(What you will do): From the first line to the last, write out the records exactly, leaving out images.
━━━━━━━━
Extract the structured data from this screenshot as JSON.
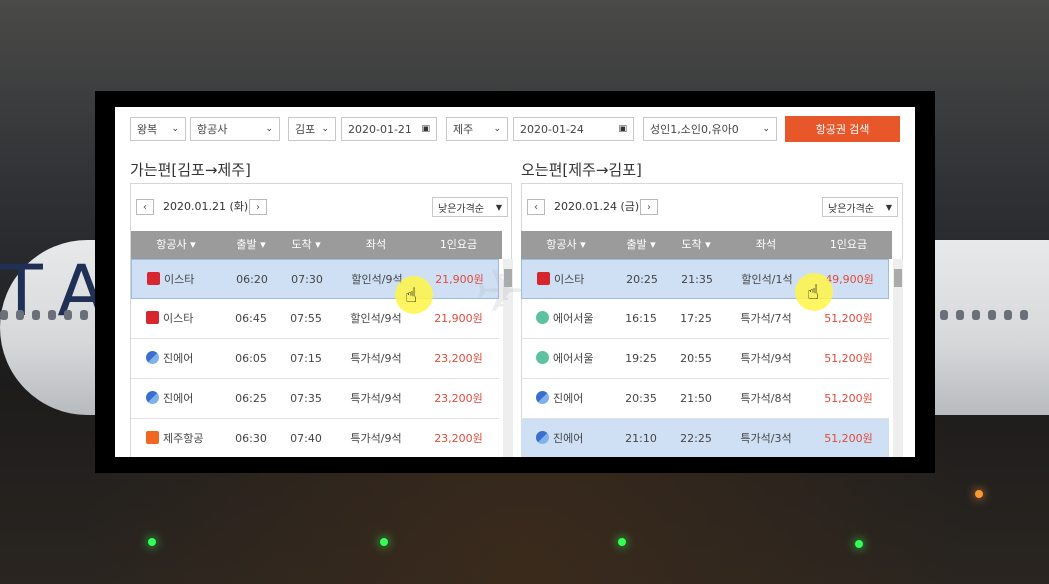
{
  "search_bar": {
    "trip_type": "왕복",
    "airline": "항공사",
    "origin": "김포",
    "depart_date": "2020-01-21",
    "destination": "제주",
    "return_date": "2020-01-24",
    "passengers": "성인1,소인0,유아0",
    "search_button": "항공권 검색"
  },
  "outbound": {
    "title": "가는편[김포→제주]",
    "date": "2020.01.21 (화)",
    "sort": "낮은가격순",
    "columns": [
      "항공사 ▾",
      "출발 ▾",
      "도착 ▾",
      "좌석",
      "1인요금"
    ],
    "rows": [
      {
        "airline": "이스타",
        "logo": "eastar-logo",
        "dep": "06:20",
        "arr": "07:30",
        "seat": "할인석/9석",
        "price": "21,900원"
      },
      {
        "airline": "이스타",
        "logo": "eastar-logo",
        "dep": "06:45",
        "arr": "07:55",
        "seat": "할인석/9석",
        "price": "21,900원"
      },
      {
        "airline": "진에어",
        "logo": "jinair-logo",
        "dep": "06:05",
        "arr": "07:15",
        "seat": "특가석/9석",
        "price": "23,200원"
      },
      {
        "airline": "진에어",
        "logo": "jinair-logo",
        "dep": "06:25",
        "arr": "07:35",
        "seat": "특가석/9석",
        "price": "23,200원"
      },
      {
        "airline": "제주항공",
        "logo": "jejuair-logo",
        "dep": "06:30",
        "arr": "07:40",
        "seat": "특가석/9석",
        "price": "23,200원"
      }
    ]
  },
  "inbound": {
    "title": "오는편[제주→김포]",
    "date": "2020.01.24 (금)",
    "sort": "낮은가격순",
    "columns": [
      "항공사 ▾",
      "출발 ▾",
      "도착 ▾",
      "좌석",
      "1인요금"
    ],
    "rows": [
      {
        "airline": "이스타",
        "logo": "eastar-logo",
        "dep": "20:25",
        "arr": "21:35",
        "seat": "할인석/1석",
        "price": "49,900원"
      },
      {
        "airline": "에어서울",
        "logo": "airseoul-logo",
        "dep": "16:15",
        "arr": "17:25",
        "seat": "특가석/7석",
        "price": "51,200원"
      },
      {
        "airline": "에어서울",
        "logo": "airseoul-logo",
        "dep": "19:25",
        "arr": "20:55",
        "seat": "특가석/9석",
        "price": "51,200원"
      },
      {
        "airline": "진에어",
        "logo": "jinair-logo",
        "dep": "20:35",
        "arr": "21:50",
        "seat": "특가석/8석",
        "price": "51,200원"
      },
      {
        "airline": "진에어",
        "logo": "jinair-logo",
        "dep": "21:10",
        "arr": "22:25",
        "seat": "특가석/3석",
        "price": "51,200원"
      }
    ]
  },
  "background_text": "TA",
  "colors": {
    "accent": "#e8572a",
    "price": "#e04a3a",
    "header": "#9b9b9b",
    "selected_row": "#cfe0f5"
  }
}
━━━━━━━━
(Written reply):
Extract the structured data from this screenshot as JSON.
{
  "search_bar": {
    "trip_type": "왕복",
    "airline": "항공사",
    "origin": "김포",
    "depart_date": "2020-01-21",
    "destination": "제주",
    "return_date": "2020-01-24",
    "passengers": "성인1,소인0,유아0",
    "search_button": "항공권 검색"
  },
  "outbound": {
    "title": "가는편[김포→제주]",
    "date": "2020.01.21 (화)",
    "sort": "낮은가격순",
    "columns": [
      "항공사 ▾",
      "출발 ▾",
      "도착 ▾",
      "좌석",
      "1인요금"
    ],
    "rows": [
      {
        "airline": "이스타",
        "logo": "eastar-logo",
        "dep": "06:20",
        "arr": "07:30",
        "seat": "할인석/9석",
        "price": "21,900원"
      },
      {
        "airline": "이스타",
        "logo": "eastar-logo",
        "dep": "06:45",
        "arr": "07:55",
        "seat": "할인석/9석",
        "price": "21,900원"
      },
      {
        "airline": "진에어",
        "logo": "jinair-logo",
        "dep": "06:05",
        "arr": "07:15",
        "seat": "특가석/9석",
        "price": "23,200원"
      },
      {
        "airline": "진에어",
        "logo": "jinair-logo",
        "dep": "06:25",
        "arr": "07:35",
        "seat": "특가석/9석",
        "price": "23,200원"
      },
      {
        "airline": "제주항공",
        "logo": "jejuair-logo",
        "dep": "06:30",
        "arr": "07:40",
        "seat": "특가석/9석",
        "price": "23,200원"
      }
    ]
  },
  "inbound": {
    "title": "오는편[제주→김포]",
    "date": "2020.01.24 (금)",
    "sort": "낮은가격순",
    "columns": [
      "항공사 ▾",
      "출발 ▾",
      "도착 ▾",
      "좌석",
      "1인요금"
    ],
    "rows": [
      {
        "airline": "이스타",
        "logo": "eastar-logo",
        "dep": "20:25",
        "arr": "21:35",
        "seat": "할인석/1석",
        "price": "49,900원"
      },
      {
        "airline": "에어서울",
        "logo": "airseoul-logo",
        "dep": "16:15",
        "arr": "17:25",
        "seat": "특가석/7석",
        "price": "51,200원"
      },
      {
        "airline": "에어서울",
        "logo": "airseoul-logo",
        "dep": "19:25",
        "arr": "20:55",
        "seat": "특가석/9석",
        "price": "51,200원"
      },
      {
        "airline": "진에어",
        "logo": "jinair-logo",
        "dep": "20:35",
        "arr": "21:50",
        "seat": "특가석/8석",
        "price": "51,200원"
      },
      {
        "airline": "진에어",
        "logo": "jinair-logo",
        "dep": "21:10",
        "arr": "22:25",
        "seat": "특가석/3석",
        "price": "51,200원"
      }
    ]
  },
  "background_text": "TA",
  "colors": {
    "accent": "#e8572a",
    "price": "#e04a3a",
    "header": "#9b9b9b",
    "selected_row": "#cfe0f5"
  }
}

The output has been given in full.